That's all I can think of for now. Lastly, I believe the exact nature of the fixed points must be analyzed in the general setting of Lyapunov stability, but I'm not going to embark upon this. I hope this answer has given you a few options to look into.

share|improve this answer
yoda, Sasha's code tests faster for me (Mathematica 7). – Mr.Wizard Apr 16 '11 at 12:04
@Wizard: You're right, I removed the line. It thought otherwise because I hadn't cleared a previous variable x in a different notebook before running his and that was silly of me (but oddly enough, I remembered to clear it before running mine!). Sasha's code is much faster than mine. Thanks for pointing that out. – abcd Apr 16 '11 at 13:35
I forgot to add... starting at 1 also takes you to 0. – abcd Apr 16 '11 at 16:29
Thank you for sharing this! Your explanations and methods are much easier to follow compared to what I'm used to in class :) – Boliver Apr 17 '11 at 17:32
@Boliver - As I pointed out in my response, you can find the points of period 3 by finding the fixed points of f(f(f(x))). This generalizes; x=3072/176635 is a point of period 11, for example. Using symbolic dynamics, you could find points of arbitrarily large period and prove that all periodic points are rational. If you ask for more help, you should ask for specific hints. I certainly hope that you clarify the nature of your assignment. – Mark McClure Apr 19 '11 at 14:16

To make questions easier to be answered for Mathematica versed folks, here is the Mathematica rendition on the code above:

CobwebDiagram[xstart_, steps_] := Module[{path, x, t},
  path = RecurrenceTable[{x[t] == 
      Piecewise[{{3/2 x[t - 1], 0 <= x[t - 1] <= 2/3}}, 
       3 (1 - x[t - 1])], x[1] == xstart}, x, {t, 1, steps}];
  Plot[Piecewise[{{3/2 x, 0 <= x < 2/3}}, 3 (1 - x)], {x, 0, 1}, 
   Epilog -> {Red, 
     Line[Riffle[Partition[path, 2, 1], {#, #} & /@ Rest[path]]]}]]

enter image description here

share|improve this answer

Somehow, I thought this to be a homework question when I first saw it and the OP's response to Yoda's answer verifies this.
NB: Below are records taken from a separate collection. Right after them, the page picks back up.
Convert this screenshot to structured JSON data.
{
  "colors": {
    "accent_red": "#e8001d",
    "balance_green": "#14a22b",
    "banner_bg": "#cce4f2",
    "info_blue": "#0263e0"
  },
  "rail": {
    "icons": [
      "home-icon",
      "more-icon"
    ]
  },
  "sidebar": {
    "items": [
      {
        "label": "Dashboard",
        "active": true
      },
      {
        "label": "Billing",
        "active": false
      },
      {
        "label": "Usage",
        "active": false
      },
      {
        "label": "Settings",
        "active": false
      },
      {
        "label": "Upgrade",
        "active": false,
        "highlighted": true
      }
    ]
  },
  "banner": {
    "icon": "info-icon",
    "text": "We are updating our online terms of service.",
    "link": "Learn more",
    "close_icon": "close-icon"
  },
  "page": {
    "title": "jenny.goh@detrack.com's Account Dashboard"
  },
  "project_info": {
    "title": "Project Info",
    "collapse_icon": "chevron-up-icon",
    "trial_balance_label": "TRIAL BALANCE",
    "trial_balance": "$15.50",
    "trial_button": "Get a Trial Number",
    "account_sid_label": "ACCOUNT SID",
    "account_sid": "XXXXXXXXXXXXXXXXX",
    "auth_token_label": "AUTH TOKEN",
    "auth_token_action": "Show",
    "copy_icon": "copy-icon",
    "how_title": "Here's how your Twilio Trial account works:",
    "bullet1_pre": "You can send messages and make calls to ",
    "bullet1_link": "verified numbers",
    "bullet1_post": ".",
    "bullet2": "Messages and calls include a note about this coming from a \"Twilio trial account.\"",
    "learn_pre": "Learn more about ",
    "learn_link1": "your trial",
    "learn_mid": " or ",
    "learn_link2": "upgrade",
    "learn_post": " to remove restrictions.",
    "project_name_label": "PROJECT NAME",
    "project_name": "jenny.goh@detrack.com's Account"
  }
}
It's not necessarily wrong to ask homework questions but it should certainly be clearly marked as such. There are some reasonable homework policies at this link on meta:

Taking into account the policy "no homework solutions; nudges welcome", there is one comment I'd add to the solutions discussion I've provided so far. Examine the graphs of the iterates of f. By this I mean the graphs of f(f(x)), f(f(f(x))), etc. For example, the third iterate of f(x)=x^2 is f(f(f(x)))=x^8. The points of intersection between the graph of the nth iterate of f and the line y=x include the periodic orbits of order n (and a bit more). Examining these pictures, it should become clear that there are lots of repulsive orbits.
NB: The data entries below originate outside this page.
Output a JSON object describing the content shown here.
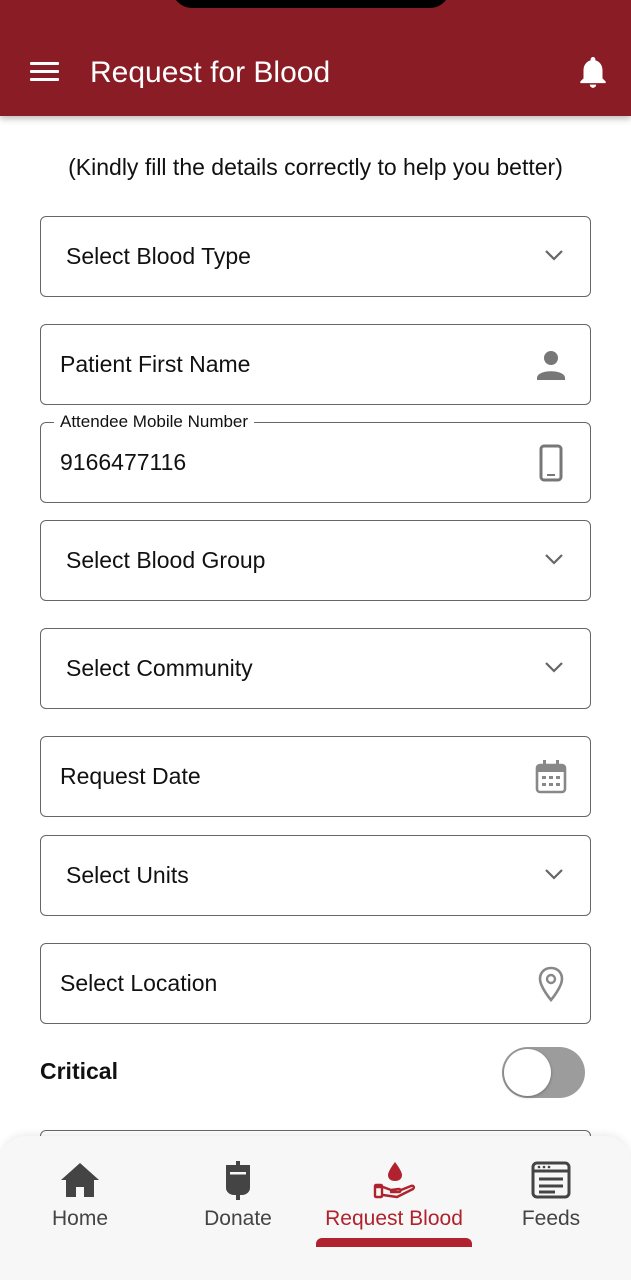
{
  "app_bar": {
    "title": "Request for Blood",
    "background_color": "#8a1c25",
    "menu_icon": "hamburger-menu-icon",
    "notification_icon": "bell-icon"
  },
  "form": {
    "hint": "(Kindly fill the details correctly to help you better)",
    "blood_type": {
      "placeholder": "Select Blood Type",
      "icon": "chevron-down-icon"
    },
    "patient_first_name": {
      "placeholder": "Patient First Name",
      "icon": "person-icon"
    },
    "attendee_mobile": {
      "label": "Attendee Mobile Number",
      "value": "9166477116",
      "icon": "mobile-phone-icon"
    },
    "blood_group": {
      "placeholder": "Select Blood Group",
      "icon": "chevron-down-icon"
    },
    "community": {
      "placeholder": "Select Community",
      "icon": "chevron-down-icon"
    },
    "request_date": {
      "placeholder": "Request Date",
      "icon": "calendar-icon"
    },
    "units": {
      "placeholder": "Select Units",
      "icon": "chevron-down-icon"
    },
    "location": {
      "placeholder": "Select Location",
      "icon": "location-pin-icon"
    },
    "critical": {
      "label": "Critical",
      "enabled": false
    }
  },
  "bottom_nav": {
    "active_color": "#b0232e",
    "items": [
      {
        "label": "Home",
        "icon": "home-icon",
        "active": false
      },
      {
        "label": "Donate",
        "icon": "blood-bag-icon",
        "active": false
      },
      {
        "label": "Request Blood",
        "icon": "blood-drop-hand-icon",
        "active": true
      },
      {
        "label": "Feeds",
        "icon": "feeds-icon",
        "active": false
      }
    ]
  }
}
The correct way to fully classify the dynamics is to use symbolic dynamics, which your class might or might not have covered.
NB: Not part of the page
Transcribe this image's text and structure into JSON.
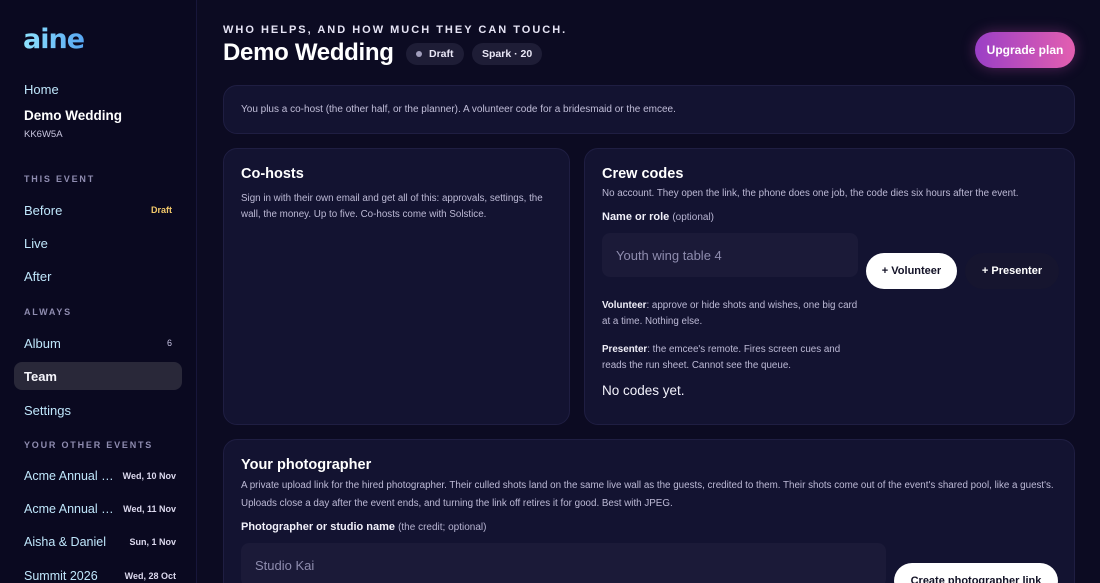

share|improve this answer

I can't tell what part of the CobwebDiagram comes early, and which comes later. I haven't found a color function that really works, but an improvement may exist along these lines:

Clear[cobWebDiagram, f, x]
f[x_] = Piecewise[{{3/2 x, 0 <= x <= 2/3}, {3 (1 - x), True}}];
colorName = RandomChoice@ColorData["Gradients"]
color = ColorData@colorName

cobWebDiagram[f_, xstart_, steps_, low_, hi_, color_] := 
 Module[{path, x, t, range = color[[3]], scale1},
  path = Partition[NestList[f, .75 + eps, steps], 2, 1];
  scale1 = Rescale[#, {1, Length@path}, range] &;
  scale2 = Rescale[#, {1, Length@path}, {0, .005}] &;
  Show[Plot[f@x, {x, low, hi}], 
    Table[{color@scale1@k, Thickness@scale2@k, 
      Arrow@path[[{k, k + 1}]]}, {k, -1 + Length@path}]]]

eps = 10^-16;
cobWebDiagram[f, .75 + eps, 100, 0, 1, color]

You can experiment with colors using RandomChoice, above, or a decent choice might be

share|improve this answer
This is not really the cobweb plot, at least not according to – Sasha Apr 17 '11 at 1:47
In that case... it's a different plot. – Bobby Treat Apr 17 '11 at 3:02

Your Answer


By posting your answer, you agree to the privacy policy and terms of service.

Not the answer you're looking for? Browse other questions tagged or ask your own question.